ASSIGNMENT — Among the lines of the records, please find those that contain the word "data" and copy them.

INPUT RECORDS —
- Opening Delimiter -
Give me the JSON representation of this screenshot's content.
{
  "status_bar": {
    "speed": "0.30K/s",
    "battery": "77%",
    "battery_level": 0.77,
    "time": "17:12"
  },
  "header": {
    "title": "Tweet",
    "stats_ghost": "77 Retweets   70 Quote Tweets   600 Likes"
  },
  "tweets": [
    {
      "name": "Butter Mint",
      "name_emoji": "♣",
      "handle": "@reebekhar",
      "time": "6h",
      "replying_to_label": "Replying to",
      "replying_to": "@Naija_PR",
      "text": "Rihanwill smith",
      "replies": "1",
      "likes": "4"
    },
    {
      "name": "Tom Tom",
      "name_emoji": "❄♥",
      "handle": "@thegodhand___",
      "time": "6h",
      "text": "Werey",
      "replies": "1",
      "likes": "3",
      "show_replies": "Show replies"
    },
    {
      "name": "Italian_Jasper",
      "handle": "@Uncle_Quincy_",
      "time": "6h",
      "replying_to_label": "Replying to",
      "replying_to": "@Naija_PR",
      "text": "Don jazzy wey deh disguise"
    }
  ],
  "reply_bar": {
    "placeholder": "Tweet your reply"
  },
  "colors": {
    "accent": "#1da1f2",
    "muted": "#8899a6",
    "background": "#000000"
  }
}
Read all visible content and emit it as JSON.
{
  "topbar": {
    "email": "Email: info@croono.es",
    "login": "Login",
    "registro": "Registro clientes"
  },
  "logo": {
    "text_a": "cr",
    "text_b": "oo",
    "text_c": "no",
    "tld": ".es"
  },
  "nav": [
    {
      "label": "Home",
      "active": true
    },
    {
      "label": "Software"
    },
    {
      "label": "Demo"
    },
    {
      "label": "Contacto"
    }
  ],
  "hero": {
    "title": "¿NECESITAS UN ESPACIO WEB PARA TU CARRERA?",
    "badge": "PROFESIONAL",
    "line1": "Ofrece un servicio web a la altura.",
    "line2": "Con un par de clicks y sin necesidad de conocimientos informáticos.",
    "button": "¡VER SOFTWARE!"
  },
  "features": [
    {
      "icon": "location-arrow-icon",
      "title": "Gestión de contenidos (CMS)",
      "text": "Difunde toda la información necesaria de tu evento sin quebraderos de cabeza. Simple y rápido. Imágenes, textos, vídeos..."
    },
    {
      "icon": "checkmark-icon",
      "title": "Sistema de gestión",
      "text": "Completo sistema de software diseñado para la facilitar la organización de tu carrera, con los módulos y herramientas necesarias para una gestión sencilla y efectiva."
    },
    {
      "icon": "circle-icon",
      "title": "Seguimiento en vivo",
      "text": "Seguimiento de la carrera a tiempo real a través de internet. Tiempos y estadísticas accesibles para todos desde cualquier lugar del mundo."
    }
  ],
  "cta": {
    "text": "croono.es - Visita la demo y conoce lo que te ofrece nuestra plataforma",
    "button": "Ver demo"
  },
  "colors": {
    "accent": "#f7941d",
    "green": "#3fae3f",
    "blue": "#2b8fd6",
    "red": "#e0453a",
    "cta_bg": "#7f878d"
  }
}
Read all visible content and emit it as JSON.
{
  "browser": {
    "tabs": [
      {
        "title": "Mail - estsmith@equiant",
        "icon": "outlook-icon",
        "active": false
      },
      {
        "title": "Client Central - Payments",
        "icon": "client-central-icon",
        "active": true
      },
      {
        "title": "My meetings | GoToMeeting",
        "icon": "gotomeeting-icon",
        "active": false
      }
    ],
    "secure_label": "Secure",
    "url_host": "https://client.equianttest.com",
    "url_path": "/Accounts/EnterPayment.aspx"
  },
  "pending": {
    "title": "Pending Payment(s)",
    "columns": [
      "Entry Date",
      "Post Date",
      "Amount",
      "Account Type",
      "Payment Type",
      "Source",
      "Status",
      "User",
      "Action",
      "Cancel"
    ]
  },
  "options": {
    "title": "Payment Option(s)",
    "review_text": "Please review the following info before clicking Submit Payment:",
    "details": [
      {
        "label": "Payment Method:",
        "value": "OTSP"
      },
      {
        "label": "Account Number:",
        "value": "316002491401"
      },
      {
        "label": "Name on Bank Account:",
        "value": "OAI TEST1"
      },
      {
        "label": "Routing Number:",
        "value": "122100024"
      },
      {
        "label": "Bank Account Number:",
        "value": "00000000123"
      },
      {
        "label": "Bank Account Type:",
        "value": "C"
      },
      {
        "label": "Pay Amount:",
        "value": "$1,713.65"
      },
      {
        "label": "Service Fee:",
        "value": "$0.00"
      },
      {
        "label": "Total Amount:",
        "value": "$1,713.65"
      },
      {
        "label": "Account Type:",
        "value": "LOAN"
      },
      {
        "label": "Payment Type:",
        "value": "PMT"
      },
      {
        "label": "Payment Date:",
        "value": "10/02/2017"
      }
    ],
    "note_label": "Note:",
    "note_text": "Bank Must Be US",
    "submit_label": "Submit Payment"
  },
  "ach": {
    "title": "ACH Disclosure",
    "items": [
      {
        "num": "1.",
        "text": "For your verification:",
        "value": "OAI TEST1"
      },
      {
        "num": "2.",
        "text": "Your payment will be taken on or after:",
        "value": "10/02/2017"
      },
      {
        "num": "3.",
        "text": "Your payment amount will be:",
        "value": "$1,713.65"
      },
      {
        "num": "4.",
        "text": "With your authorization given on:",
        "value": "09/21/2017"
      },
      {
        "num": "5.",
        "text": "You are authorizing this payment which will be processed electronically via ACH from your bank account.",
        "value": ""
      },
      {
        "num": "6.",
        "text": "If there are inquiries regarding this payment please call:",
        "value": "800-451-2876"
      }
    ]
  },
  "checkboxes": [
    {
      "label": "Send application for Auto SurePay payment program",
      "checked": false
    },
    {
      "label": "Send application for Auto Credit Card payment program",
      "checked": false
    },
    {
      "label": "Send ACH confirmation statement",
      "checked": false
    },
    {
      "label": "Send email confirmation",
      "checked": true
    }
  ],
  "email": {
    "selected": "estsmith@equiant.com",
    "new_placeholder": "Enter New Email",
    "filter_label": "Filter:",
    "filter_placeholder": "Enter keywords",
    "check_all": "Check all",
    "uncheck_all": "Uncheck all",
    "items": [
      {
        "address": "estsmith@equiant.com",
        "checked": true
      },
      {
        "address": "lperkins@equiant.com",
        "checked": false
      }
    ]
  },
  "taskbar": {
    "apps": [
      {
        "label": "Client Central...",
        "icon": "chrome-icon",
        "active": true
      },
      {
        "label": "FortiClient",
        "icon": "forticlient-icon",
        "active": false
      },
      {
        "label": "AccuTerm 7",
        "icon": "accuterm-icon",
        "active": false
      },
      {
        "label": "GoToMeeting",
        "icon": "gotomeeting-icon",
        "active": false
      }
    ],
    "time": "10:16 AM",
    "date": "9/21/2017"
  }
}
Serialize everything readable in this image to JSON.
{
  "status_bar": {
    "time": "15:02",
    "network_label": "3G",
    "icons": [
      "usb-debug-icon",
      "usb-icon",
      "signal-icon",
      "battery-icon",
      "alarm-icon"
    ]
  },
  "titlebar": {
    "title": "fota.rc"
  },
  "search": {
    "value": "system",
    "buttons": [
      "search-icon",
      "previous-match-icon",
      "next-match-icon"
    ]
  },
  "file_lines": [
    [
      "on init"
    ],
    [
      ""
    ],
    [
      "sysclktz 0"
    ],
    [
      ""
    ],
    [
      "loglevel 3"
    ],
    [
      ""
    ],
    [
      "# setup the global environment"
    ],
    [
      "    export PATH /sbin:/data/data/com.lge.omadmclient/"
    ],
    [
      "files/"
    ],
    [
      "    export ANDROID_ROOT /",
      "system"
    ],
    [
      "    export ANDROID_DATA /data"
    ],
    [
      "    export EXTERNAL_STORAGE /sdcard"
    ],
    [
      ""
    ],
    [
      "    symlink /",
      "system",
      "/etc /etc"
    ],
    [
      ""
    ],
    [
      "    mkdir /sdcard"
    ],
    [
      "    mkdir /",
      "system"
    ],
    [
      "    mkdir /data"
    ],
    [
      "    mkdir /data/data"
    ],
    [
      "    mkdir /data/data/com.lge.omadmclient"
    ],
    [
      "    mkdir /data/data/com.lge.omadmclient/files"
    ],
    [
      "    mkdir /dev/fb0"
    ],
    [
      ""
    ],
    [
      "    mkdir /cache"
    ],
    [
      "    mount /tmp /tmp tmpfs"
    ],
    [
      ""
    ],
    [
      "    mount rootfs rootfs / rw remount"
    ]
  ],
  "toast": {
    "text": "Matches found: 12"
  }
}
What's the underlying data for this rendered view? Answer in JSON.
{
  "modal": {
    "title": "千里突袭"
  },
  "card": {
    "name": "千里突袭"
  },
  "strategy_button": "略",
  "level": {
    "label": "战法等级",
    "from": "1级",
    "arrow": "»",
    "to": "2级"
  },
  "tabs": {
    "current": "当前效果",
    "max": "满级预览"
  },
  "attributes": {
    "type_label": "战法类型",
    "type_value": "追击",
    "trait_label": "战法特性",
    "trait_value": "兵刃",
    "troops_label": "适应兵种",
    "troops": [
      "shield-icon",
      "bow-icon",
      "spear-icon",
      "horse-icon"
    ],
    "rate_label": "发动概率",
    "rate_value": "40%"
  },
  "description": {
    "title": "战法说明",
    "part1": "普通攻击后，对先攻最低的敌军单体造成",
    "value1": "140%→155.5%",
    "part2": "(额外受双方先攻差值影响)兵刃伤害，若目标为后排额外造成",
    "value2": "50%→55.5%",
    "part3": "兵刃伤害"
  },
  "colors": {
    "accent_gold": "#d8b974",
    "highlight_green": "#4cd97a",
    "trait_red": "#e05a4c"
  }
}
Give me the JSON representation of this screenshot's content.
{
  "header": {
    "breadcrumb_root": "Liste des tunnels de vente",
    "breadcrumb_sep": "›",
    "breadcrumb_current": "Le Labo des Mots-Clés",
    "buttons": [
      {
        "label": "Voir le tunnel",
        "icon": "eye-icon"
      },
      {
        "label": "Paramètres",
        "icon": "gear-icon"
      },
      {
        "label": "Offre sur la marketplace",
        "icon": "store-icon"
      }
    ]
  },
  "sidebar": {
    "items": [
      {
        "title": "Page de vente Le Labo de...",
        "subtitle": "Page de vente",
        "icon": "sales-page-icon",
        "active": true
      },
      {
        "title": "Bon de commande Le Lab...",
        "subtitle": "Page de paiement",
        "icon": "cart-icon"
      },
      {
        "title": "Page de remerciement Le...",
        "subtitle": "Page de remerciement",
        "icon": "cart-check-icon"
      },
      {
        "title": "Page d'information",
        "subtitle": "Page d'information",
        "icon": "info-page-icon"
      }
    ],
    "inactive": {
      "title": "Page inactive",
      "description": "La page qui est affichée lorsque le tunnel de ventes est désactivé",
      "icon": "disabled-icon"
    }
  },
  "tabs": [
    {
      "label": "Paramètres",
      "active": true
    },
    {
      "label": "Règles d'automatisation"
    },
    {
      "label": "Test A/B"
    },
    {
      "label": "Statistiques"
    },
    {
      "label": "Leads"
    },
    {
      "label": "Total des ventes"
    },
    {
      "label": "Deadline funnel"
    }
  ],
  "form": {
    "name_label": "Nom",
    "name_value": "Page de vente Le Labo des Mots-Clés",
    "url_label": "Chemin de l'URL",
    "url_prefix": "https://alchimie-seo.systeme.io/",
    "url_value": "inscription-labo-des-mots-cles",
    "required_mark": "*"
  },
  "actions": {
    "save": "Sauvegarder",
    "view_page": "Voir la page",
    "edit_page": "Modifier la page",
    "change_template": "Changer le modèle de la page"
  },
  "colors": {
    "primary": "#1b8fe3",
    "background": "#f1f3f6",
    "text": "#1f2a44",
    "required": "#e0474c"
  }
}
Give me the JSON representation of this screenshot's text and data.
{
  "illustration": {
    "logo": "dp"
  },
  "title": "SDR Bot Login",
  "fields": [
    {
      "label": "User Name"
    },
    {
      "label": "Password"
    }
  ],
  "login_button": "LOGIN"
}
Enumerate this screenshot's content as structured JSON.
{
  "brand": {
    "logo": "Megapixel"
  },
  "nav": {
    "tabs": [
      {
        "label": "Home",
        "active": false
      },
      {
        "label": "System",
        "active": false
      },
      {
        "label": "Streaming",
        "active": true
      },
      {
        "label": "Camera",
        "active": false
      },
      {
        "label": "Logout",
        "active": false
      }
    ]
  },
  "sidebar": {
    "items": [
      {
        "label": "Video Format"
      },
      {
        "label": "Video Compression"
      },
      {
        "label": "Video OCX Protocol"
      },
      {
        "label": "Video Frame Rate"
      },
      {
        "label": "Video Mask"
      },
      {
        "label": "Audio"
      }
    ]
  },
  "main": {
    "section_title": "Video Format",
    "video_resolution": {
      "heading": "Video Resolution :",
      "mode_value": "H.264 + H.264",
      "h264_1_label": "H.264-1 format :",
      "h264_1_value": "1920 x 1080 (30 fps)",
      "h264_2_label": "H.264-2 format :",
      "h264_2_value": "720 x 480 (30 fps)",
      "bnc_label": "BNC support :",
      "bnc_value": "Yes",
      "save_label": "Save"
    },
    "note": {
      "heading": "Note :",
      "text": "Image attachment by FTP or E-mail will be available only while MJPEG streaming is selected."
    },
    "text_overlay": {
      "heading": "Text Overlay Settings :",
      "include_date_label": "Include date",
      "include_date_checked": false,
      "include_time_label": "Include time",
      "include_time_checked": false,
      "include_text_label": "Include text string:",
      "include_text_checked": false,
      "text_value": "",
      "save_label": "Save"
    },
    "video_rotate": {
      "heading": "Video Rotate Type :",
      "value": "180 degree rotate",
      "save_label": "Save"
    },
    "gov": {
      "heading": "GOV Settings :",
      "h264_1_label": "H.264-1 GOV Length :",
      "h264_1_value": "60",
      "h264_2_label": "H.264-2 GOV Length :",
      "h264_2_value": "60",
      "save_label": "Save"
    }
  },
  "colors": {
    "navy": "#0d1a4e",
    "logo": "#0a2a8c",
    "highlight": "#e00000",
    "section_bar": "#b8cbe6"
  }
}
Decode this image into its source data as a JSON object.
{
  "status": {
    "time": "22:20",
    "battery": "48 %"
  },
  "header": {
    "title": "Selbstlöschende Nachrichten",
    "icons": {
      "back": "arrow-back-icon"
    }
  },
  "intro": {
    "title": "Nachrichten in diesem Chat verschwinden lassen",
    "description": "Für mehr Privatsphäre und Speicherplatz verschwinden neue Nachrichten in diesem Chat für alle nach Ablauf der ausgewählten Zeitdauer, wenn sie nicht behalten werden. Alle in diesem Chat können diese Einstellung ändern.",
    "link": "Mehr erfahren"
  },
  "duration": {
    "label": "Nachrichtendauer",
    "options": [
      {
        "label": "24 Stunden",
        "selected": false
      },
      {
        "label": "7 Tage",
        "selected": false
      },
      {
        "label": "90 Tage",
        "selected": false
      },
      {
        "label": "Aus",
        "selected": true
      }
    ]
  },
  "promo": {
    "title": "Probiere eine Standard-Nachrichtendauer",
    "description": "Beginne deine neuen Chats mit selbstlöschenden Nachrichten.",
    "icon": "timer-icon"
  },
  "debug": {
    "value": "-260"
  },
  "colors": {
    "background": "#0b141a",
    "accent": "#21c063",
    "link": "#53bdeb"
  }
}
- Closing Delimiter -
RESPONSE BOX —
      "    export PATH /sbin:/data/data/com.lge.omadmclient/"
      "    export ANDROID_DATA /data"
      "    mkdir /data"
      "    mkdir /data/data"
      "    mkdir /data/data/com.lge.omadmclient"
      "    mkdir /data/data/com.lge.omadmclient/files"
What's the underlying data for this rendered view? Answer in JSON.
Give me the JSON representation of this screenshot's text and data.
Decode this image into its source data as a JSON object.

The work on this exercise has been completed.